══ RECORDS FOR THIS TASK

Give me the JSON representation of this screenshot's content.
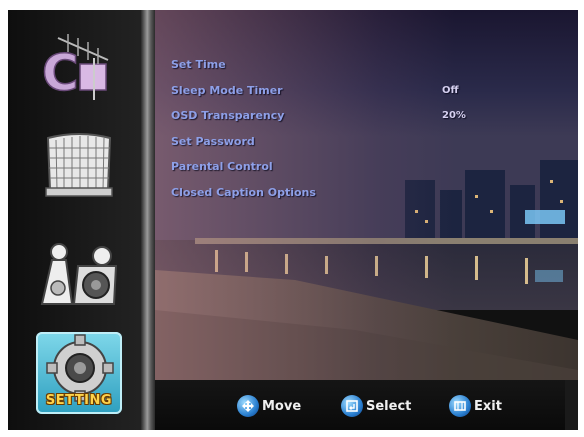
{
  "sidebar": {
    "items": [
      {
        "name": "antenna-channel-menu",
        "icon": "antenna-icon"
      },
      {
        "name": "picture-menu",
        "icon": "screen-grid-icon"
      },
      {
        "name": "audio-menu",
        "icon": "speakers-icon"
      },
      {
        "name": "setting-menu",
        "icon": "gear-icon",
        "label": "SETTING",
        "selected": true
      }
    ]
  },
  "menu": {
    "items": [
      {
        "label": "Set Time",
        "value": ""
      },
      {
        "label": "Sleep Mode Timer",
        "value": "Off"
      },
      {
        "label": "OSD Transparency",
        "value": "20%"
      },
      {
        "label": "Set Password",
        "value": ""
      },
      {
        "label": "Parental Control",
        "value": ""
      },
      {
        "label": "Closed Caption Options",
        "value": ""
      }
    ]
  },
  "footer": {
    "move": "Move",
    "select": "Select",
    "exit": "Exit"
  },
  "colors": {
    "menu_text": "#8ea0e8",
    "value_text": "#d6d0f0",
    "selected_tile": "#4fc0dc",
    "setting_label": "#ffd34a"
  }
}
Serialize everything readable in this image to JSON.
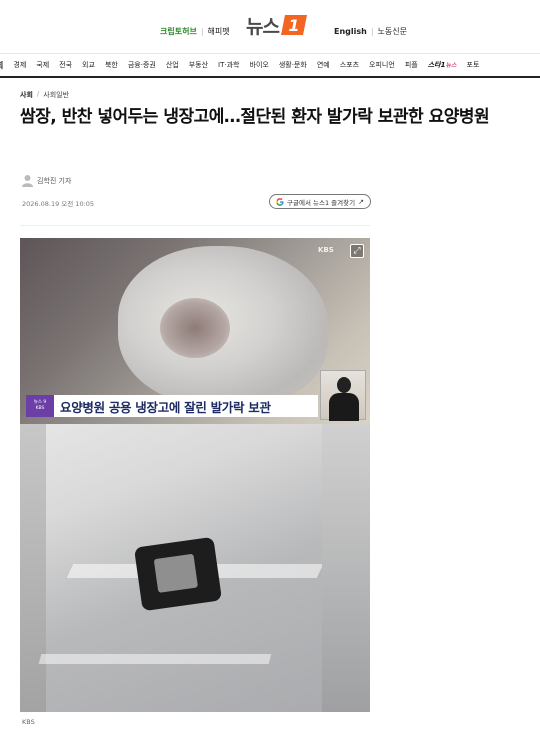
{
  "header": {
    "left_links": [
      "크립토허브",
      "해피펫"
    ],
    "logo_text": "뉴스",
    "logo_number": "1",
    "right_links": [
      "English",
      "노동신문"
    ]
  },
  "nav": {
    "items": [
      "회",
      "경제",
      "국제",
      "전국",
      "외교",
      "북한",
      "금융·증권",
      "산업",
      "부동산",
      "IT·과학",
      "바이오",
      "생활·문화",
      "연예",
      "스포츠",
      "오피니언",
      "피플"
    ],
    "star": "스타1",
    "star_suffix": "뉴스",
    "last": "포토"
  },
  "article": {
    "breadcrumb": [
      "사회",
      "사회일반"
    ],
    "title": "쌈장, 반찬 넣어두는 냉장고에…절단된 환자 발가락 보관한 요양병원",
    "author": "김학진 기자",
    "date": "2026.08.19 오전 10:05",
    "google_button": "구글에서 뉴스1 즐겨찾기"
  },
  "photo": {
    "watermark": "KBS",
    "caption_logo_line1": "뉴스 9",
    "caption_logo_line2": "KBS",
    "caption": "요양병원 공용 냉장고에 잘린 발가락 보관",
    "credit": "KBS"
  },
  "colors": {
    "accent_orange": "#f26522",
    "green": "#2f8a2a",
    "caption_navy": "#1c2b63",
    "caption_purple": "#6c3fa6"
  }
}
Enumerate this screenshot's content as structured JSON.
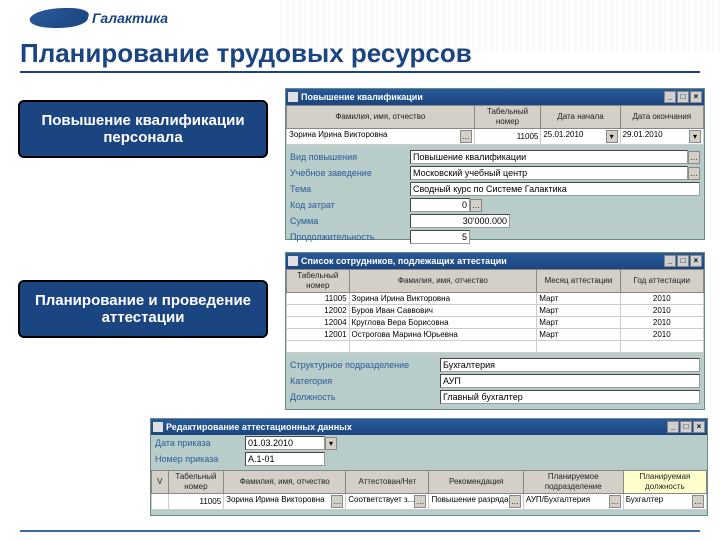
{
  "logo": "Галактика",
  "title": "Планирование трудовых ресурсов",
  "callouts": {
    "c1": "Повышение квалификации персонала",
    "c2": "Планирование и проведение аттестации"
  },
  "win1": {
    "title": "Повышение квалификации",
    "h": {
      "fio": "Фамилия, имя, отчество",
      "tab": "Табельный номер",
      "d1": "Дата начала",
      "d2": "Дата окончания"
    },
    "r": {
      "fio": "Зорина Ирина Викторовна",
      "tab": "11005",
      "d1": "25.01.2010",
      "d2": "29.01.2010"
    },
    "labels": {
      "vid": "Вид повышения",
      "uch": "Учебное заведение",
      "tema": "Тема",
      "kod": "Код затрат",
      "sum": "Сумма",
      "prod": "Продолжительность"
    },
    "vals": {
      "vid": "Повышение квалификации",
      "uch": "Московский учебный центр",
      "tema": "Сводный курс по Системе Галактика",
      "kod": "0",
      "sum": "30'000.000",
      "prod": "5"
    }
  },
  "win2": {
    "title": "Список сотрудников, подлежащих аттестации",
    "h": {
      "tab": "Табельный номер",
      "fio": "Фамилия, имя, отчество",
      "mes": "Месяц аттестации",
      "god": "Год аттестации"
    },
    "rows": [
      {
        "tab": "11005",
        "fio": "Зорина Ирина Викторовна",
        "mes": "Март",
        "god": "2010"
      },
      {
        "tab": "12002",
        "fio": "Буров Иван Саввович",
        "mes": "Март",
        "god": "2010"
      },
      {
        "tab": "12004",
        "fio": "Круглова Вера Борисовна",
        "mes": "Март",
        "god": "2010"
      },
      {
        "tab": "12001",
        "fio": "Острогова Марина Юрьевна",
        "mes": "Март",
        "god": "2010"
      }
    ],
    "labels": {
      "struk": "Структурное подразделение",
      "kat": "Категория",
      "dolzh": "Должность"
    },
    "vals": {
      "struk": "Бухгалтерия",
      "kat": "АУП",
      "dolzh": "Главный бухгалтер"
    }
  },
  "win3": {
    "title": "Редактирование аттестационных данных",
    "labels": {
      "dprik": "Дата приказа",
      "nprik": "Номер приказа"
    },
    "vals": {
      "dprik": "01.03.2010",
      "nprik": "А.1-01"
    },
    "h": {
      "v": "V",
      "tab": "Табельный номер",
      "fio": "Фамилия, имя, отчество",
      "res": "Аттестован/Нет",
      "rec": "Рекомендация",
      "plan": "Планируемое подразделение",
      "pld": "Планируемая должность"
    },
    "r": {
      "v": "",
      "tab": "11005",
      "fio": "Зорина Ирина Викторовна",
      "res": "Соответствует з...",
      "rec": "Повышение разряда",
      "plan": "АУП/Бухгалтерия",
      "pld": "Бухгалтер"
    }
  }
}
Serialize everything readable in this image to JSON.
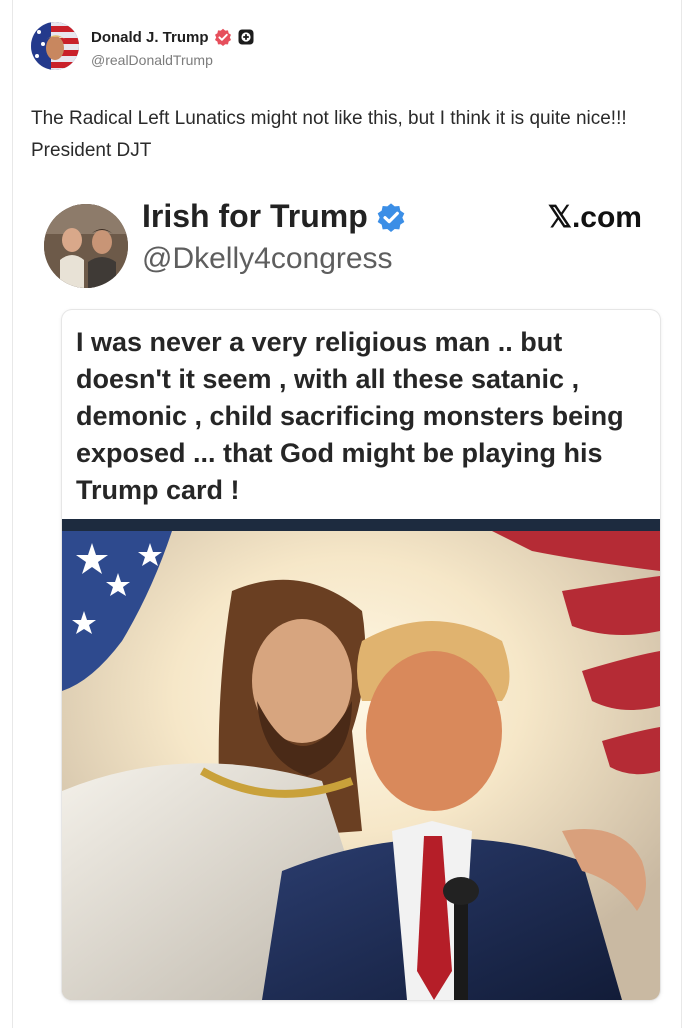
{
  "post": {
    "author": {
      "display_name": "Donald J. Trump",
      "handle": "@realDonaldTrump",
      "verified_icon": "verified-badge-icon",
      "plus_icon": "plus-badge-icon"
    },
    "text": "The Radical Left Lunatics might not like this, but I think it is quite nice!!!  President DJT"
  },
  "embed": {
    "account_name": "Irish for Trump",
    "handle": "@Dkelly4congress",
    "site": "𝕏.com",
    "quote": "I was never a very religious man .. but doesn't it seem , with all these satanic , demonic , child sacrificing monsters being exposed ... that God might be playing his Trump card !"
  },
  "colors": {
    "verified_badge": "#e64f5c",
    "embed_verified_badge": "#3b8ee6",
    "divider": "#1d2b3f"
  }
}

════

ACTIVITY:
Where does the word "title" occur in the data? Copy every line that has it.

ANSWER BOX:
    "title": "쌈장, 반찬 넣어두는 냉장고에…절단된 환자 발가락 보관한 요양병원",
  "title": "Планирование трудовых ресурсов",
    "title": "Повышение квалификации",
    "title": "Список сотрудников, подлежащих аттестации",
    "title": "Редактирование аттестационных данных",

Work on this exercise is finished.